## TASK STATEMENT
Make an exact copy of the records, with the images left out.

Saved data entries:
++++
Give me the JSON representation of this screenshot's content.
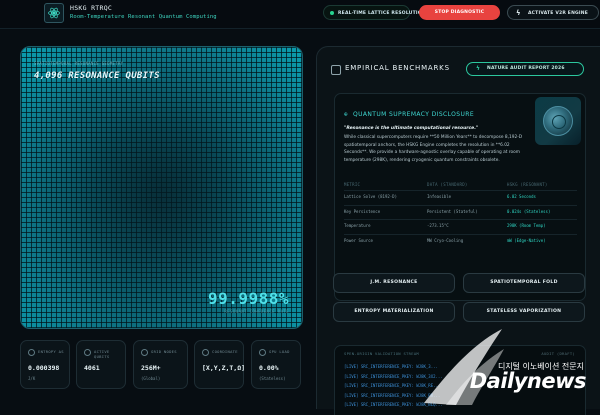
{
  "header": {
    "title": "HSKG RTRQC",
    "subtitle": "Room-Temperature Resonant Quantum Computing",
    "status_label": "REAL-TIME LATTICE RESOLUTION",
    "stop_label": "STOP DIAGNOSTIC",
    "activate_label": "ACTIVATE V2R ENGINE",
    "colors": {
      "accent": "#3ed6c1",
      "stop": "#e8433f",
      "status_dot": "#27d48f"
    }
  },
  "lattice": {
    "kicker": "SPATIOTEMPORAL RESONANCE GEOMETRY",
    "title": "4,096 RESONANCE QUBITS",
    "value": "99.9988%",
    "value_label": "RESONANT COHERENCE RATE"
  },
  "stats": [
    {
      "label": "ENTROPY ΔS",
      "value": "0.000398",
      "unit": "J/K"
    },
    {
      "label": "ACTIVE QUBITS",
      "value": "4061",
      "unit": ""
    },
    {
      "label": "GRID NODES",
      "value": "256M+",
      "unit": "(Global)"
    },
    {
      "label": "COORDINATE",
      "value": "[X,Y,Z,T,Ω]",
      "unit": ""
    },
    {
      "label": "GPU LOAD",
      "value": "0.00%",
      "unit": "(Stateless)"
    }
  ],
  "benchmarks": {
    "title": "EMPIRICAL BENCHMARKS",
    "report_label": "NATURE AUDIT REPORT 2026",
    "disclosure": {
      "title": "QUANTUM SUPREMACY DISCLOSURE",
      "quote": "\"Resonance is the ultimate computational resource.\"",
      "body": [
        "While classical supercomputers require **50 Million Years** to decompose 8,192-D",
        "spatiotemporal anchors, the HSKG Engine completes the resolution in **6.02",
        "Seconds**. We provide a hardware-agnostic overlay capable of operating at room",
        "temperature (298K), rendering cryogenic quantum constraints obsolete."
      ],
      "table": {
        "headers": [
          "METRIC",
          "DATA (STANDARD)",
          "HSKG (RESONANT)"
        ],
        "rows": [
          [
            "Lattice Solve (8192-D)",
            "Infeasible",
            "6.02 Seconds"
          ],
          [
            "Key Persistence",
            "Persistent (Stateful)",
            "0.024s (Stateless)"
          ],
          [
            "Temperature",
            "-273.15°C",
            "298K (Room Temp)"
          ],
          [
            "Power Source",
            "MW Cryo-Cooling",
            "mW (Edge-Native)"
          ]
        ]
      }
    },
    "actions": [
      "J.M. RESONANCE",
      "SPATIOTEMPORAL FOLD",
      "ENTROPY MATERIALIZATION",
      "STATELESS VAPORIZATION"
    ],
    "log": {
      "title": "SPEN-ORIGIN VALIDATION STREAM",
      "right": "AUDIT (DRAFT)",
      "lines": [
        "[LIVE] SRC_INTERFERENCE_PKEY: WJ8K_3... ",
        "[LIVE] SRC_INTERFERENCE_PKEY: WJ8K_3X2...",
        "[LIVE] SRC_INTERFERENCE_PKEY: WJ8K_RE...",
        "[LIVE] SRC_INTERFERENCE_PKEY: WJ8K_BR...",
        "[LIVE] SRC_INTERFERENCE_PKEY: WJ8K_BLQ..."
      ]
    }
  },
  "watermark": {
    "tagline": "디지털 이노베이션 전문지",
    "brand": "Dailynews"
  }
}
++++
## OUTPUT
Give me the JSON representation of this screenshot's content.
{
  "header": {
    "title": "HSKG RTRQC",
    "subtitle": "Room-Temperature Resonant Quantum Computing",
    "status_label": "REAL-TIME LATTICE RESOLUTION",
    "stop_label": "STOP DIAGNOSTIC",
    "activate_label": "ACTIVATE V2R ENGINE",
    "colors": {
      "accent": "#3ed6c1",
      "stop": "#e8433f",
      "status_dot": "#27d48f"
    }
  },
  "lattice": {
    "kicker": "SPATIOTEMPORAL RESONANCE GEOMETRY",
    "title": "4,096 RESONANCE QUBITS",
    "value": "99.9988%",
    "value_label": "RESONANT COHERENCE RATE"
  },
  "stats": [
    {
      "label": "ENTROPY ΔS",
      "value": "0.000398",
      "unit": "J/K"
    },
    {
      "label": "ACTIVE QUBITS",
      "value": "4061",
      "unit": ""
    },
    {
      "label": "GRID NODES",
      "value": "256M+",
      "unit": "(Global)"
    },
    {
      "label": "COORDINATE",
      "value": "[X,Y,Z,T,Ω]",
      "unit": ""
    },
    {
      "label": "GPU LOAD",
      "value": "0.00%",
      "unit": "(Stateless)"
    }
  ],
  "benchmarks": {
    "title": "EMPIRICAL BENCHMARKS",
    "report_label": "NATURE AUDIT REPORT 2026",
    "disclosure": {
      "title": "QUANTUM SUPREMACY DISCLOSURE",
      "quote": "\"Resonance is the ultimate computational resource.\"",
      "body": [
        "While classical supercomputers require **50 Million Years** to decompose 8,192-D",
        "spatiotemporal anchors, the HSKG Engine completes the resolution in **6.02",
        "Seconds**. We provide a hardware-agnostic overlay capable of operating at room",
        "temperature (298K), rendering cryogenic quantum constraints obsolete."
      ],
      "table": {
        "headers": [
          "METRIC",
          "DATA (STANDARD)",
          "HSKG (RESONANT)"
        ],
        "rows": [
          [
            "Lattice Solve (8192-D)",
            "Infeasible",
            "6.02 Seconds"
          ],
          [
            "Key Persistence",
            "Persistent (Stateful)",
            "0.024s (Stateless)"
          ],
          [
            "Temperature",
            "-273.15°C",
            "298K (Room Temp)"
          ],
          [
            "Power Source",
            "MW Cryo-Cooling",
            "mW (Edge-Native)"
          ]
        ]
      }
    },
    "actions": [
      "J.M. RESONANCE",
      "SPATIOTEMPORAL FOLD",
      "ENTROPY MATERIALIZATION",
      "STATELESS VAPORIZATION"
    ],
    "log": {
      "title": "SPEN-ORIGIN VALIDATION STREAM",
      "right": "AUDIT (DRAFT)",
      "lines": [
        "[LIVE] SRC_INTERFERENCE_PKEY: WJ8K_3... ",
        "[LIVE] SRC_INTERFERENCE_PKEY: WJ8K_3X2...",
        "[LIVE] SRC_INTERFERENCE_PKEY: WJ8K_RE...",
        "[LIVE] SRC_INTERFERENCE_PKEY: WJ8K_BR...",
        "[LIVE] SRC_INTERFERENCE_PKEY: WJ8K_BLQ..."
      ]
    }
  },
  "watermark": {
    "tagline": "디지털 이노베이션 전문지",
    "brand": "Dailynews"
  }
}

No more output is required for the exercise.